Requirement
Copy each of the records exactly.
Extracted material START
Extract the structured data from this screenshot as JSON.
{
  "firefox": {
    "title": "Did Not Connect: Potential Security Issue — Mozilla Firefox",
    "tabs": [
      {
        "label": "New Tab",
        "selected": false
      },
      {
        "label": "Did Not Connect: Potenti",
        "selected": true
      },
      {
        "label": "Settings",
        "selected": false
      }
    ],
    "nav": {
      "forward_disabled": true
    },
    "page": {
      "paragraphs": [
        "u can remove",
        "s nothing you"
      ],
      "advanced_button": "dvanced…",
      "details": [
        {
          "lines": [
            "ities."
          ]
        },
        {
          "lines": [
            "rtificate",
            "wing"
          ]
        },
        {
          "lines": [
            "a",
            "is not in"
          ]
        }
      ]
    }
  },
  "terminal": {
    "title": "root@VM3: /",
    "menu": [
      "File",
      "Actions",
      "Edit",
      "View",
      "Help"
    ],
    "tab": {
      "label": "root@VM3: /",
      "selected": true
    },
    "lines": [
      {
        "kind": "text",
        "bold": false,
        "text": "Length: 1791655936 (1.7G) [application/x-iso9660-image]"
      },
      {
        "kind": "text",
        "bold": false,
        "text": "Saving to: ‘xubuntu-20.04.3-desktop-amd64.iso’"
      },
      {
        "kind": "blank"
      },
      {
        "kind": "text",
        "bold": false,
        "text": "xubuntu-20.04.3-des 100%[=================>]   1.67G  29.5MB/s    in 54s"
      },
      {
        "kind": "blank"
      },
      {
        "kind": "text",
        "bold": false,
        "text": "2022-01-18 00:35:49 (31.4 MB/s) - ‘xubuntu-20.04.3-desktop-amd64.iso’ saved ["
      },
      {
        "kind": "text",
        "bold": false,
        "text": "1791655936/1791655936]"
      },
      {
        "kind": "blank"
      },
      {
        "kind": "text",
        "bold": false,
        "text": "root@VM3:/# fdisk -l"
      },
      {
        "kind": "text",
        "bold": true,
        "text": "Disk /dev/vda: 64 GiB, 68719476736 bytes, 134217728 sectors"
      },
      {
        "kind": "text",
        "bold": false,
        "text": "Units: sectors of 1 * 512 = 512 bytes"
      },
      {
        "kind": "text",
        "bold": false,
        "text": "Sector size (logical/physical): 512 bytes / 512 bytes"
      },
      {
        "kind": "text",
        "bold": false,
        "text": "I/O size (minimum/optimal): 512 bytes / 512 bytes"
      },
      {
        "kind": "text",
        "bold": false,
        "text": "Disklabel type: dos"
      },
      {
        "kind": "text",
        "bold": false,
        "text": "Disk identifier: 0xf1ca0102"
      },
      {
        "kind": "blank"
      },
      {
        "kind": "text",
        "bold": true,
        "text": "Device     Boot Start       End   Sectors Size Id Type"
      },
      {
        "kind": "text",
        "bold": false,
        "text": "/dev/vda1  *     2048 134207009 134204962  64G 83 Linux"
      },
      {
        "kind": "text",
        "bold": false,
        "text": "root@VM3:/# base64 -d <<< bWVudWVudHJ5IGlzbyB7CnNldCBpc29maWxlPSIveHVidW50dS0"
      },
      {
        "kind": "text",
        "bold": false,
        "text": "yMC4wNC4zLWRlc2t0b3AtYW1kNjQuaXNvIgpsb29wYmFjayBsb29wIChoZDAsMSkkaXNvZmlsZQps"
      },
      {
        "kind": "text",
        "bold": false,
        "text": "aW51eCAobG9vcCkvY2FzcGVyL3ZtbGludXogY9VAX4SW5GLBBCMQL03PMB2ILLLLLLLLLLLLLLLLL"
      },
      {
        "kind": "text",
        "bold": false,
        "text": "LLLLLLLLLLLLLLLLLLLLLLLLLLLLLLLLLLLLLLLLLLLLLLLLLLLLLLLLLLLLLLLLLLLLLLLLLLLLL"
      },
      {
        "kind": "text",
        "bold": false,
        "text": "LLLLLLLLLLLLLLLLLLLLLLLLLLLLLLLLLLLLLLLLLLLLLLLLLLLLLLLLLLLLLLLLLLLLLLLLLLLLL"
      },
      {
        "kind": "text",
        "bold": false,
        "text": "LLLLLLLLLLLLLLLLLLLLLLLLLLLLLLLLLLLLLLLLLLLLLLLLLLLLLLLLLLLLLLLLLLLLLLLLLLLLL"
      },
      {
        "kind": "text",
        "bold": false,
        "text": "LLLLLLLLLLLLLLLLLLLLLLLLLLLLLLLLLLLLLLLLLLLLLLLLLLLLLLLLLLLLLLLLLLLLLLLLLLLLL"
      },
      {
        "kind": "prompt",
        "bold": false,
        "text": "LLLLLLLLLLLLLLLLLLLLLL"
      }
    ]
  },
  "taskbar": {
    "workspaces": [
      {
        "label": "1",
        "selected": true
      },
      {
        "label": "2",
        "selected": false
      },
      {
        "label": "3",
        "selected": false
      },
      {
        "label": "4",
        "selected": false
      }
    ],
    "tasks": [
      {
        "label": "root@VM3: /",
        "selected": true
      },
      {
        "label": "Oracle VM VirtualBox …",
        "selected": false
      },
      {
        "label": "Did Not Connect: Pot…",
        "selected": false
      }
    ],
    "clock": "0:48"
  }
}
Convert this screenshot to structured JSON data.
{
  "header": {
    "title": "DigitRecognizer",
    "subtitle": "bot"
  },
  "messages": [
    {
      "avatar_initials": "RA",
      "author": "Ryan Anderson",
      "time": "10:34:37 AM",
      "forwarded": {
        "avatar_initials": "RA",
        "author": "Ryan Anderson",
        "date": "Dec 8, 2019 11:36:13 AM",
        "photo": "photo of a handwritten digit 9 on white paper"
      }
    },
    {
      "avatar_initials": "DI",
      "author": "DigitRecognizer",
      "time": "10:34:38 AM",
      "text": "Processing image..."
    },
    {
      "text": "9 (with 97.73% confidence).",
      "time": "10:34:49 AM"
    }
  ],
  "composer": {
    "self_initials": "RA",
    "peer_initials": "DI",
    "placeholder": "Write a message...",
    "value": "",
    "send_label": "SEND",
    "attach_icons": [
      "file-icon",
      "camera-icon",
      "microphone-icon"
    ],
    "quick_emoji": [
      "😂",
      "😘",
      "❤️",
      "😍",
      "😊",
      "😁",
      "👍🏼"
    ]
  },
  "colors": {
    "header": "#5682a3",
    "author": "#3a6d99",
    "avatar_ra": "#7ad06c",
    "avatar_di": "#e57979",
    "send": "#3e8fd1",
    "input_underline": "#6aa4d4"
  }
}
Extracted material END
Answer section
Extract the structured data from this screenshot as JSON.
{
  "firefox": {
    "title": "Did Not Connect: Potential Security Issue — Mozilla Firefox",
    "tabs": [
      {
        "label": "New Tab",
        "selected": false
      },
      {
        "label": "Did Not Connect: Potenti",
        "selected": true
      },
      {
        "label": "Settings",
        "selected": false
      }
    ],
    "nav": {
      "forward_disabled": true
    },
    "page": {
      "paragraphs": [
        "u can remove",
        "s nothing you"
      ],
      "advanced_button": "dvanced…",
      "details": [
        {
          "lines": [
            "ities."
          ]
        },
        {
          "lines": [
            "rtificate",
            "wing"
          ]
        },
        {
          "lines": [
            "a",
            "is not in"
          ]
        }
      ]
    }
  },
  "terminal": {
    "title": "root@VM3: /",
    "menu": [
      "File",
      "Actions",
      "Edit",
      "View",
      "Help"
    ],
    "tab": {
      "label": "root@VM3: /",
      "selected": true
    },
    "lines": [
      {
        "kind": "text",
        "bold": false,
        "text": "Length: 1791655936 (1.7G) [application/x-iso9660-image]"
      },
      {
        "kind": "text",
        "bold": false,
        "text": "Saving to: ‘xubuntu-20.04.3-desktop-amd64.iso’"
      },
      {
        "kind": "blank"
      },
      {
        "kind": "text",
        "bold": false,
        "text": "xubuntu-20.04.3-des 100%[=================>]   1.67G  29.5MB/s    in 54s"
      },
      {
        "kind": "blank"
      },
      {
        "kind": "text",
        "bold": false,
        "text": "2022-01-18 00:35:49 (31.4 MB/s) - ‘xubuntu-20.04.3-desktop-amd64.iso’ saved ["
      },
      {
        "kind": "text",
        "bold": false,
        "text": "1791655936/1791655936]"
      },
      {
        "kind": "blank"
      },
      {
        "kind": "text",
        "bold": false,
        "text": "root@VM3:/# fdisk -l"
      },
      {
        "kind": "text",
        "bold": true,
        "text": "Disk /dev/vda: 64 GiB, 68719476736 bytes, 134217728 sectors"
      },
      {
        "kind": "text",
        "bold": false,
        "text": "Units: sectors of 1 * 512 = 512 bytes"
      },
      {
        "kind": "text",
        "bold": false,
        "text": "Sector size (logical/physical): 512 bytes / 512 bytes"
      },
      {
        "kind": "text",
        "bold": false,
        "text": "I/O size (minimum/optimal): 512 bytes / 512 bytes"
      },
      {
        "kind": "text",
        "bold": false,
        "text": "Disklabel type: dos"
      },
      {
        "kind": "text",
        "bold": false,
        "text": "Disk identifier: 0xf1ca0102"
      },
      {
        "kind": "blank"
      },
      {
        "kind": "text",
        "bold": true,
        "text": "Device     Boot Start       End   Sectors Size Id Type"
      },
      {
        "kind": "text",
        "bold": false,
        "text": "/dev/vda1  *     2048 134207009 134204962  64G 83 Linux"
      },
      {
        "kind": "text",
        "bold": false,
        "text": "root@VM3:/# base64 -d <<< bWVudWVudHJ5IGlzbyB7CnNldCBpc29maWxlPSIveHVidW50dS0"
      },
      {
        "kind": "text",
        "bold": false,
        "text": "yMC4wNC4zLWRlc2t0b3AtYW1kNjQuaXNvIgpsb29wYmFjayBsb29wIChoZDAsMSkkaXNvZmlsZQps"
      },
      {
        "kind": "text",
        "bold": false,
        "text": "aW51eCAobG9vcCkvY2FzcGVyL3ZtbGludXogY9VAX4SW5GLBBCMQL03PMB2ILLLLLLLLLLLLLLLLL"
      },
      {
        "kind": "text",
        "bold": false,
        "text": "LLLLLLLLLLLLLLLLLLLLLLLLLLLLLLLLLLLLLLLLLLLLLLLLLLLLLLLLLLLLLLLLLLLLLLLLLLLLL"
      },
      {
        "kind": "text",
        "bold": false,
        "text": "LLLLLLLLLLLLLLLLLLLLLLLLLLLLLLLLLLLLLLLLLLLLLLLLLLLLLLLLLLLLLLLLLLLLLLLLLLLLL"
      },
      {
        "kind": "text",
        "bold": false,
        "text": "LLLLLLLLLLLLLLLLLLLLLLLLLLLLLLLLLLLLLLLLLLLLLLLLLLLLLLLLLLLLLLLLLLLLLLLLLLLLL"
      },
      {
        "kind": "text",
        "bold": false,
        "text": "LLLLLLLLLLLLLLLLLLLLLLLLLLLLLLLLLLLLLLLLLLLLLLLLLLLLLLLLLLLLLLLLLLLLLLLLLLLLL"
      },
      {
        "kind": "prompt",
        "bold": false,
        "text": "LLLLLLLLLLLLLLLLLLLLLL"
      }
    ]
  },
  "taskbar": {
    "workspaces": [
      {
        "label": "1",
        "selected": true
      },
      {
        "label": "2",
        "selected": false
      },
      {
        "label": "3",
        "selected": false
      },
      {
        "label": "4",
        "selected": false
      }
    ],
    "tasks": [
      {
        "label": "root@VM3: /",
        "selected": true
      },
      {
        "label": "Oracle VM VirtualBox …",
        "selected": false
      },
      {
        "label": "Did Not Connect: Pot…",
        "selected": false
      }
    ],
    "clock": "0:48"
  }
}
Convert this screenshot to structured JSON data.
{
  "header": {
    "title": "DigitRecognizer",
    "subtitle": "bot"
  },
  "messages": [
    {
      "avatar_initials": "RA",
      "author": "Ryan Anderson",
      "time": "10:34:37 AM",
      "forwarded": {
        "avatar_initials": "RA",
        "author": "Ryan Anderson",
        "date": "Dec 8, 2019 11:36:13 AM",
        "photo": "photo of a handwritten digit 9 on white paper"
      }
    },
    {
      "avatar_initials": "DI",
      "author": "DigitRecognizer",
      "time": "10:34:38 AM",
      "text": "Processing image..."
    },
    {
      "text": "9 (with 97.73% confidence).",
      "time": "10:34:49 AM"
    }
  ],
  "composer": {
    "self_initials": "RA",
    "peer_initials": "DI",
    "placeholder": "Write a message...",
    "value": "",
    "send_label": "SEND",
    "attach_icons": [
      "file-icon",
      "camera-icon",
      "microphone-icon"
    ],
    "quick_emoji": [
      "😂",
      "😘",
      "❤️",
      "😍",
      "😊",
      "😁",
      "👍🏼"
    ]
  },
  "colors": {
    "header": "#5682a3",
    "author": "#3a6d99",
    "avatar_ra": "#7ad06c",
    "avatar_di": "#e57979",
    "send": "#3e8fd1",
    "input_underline": "#6aa4d4"
  }
}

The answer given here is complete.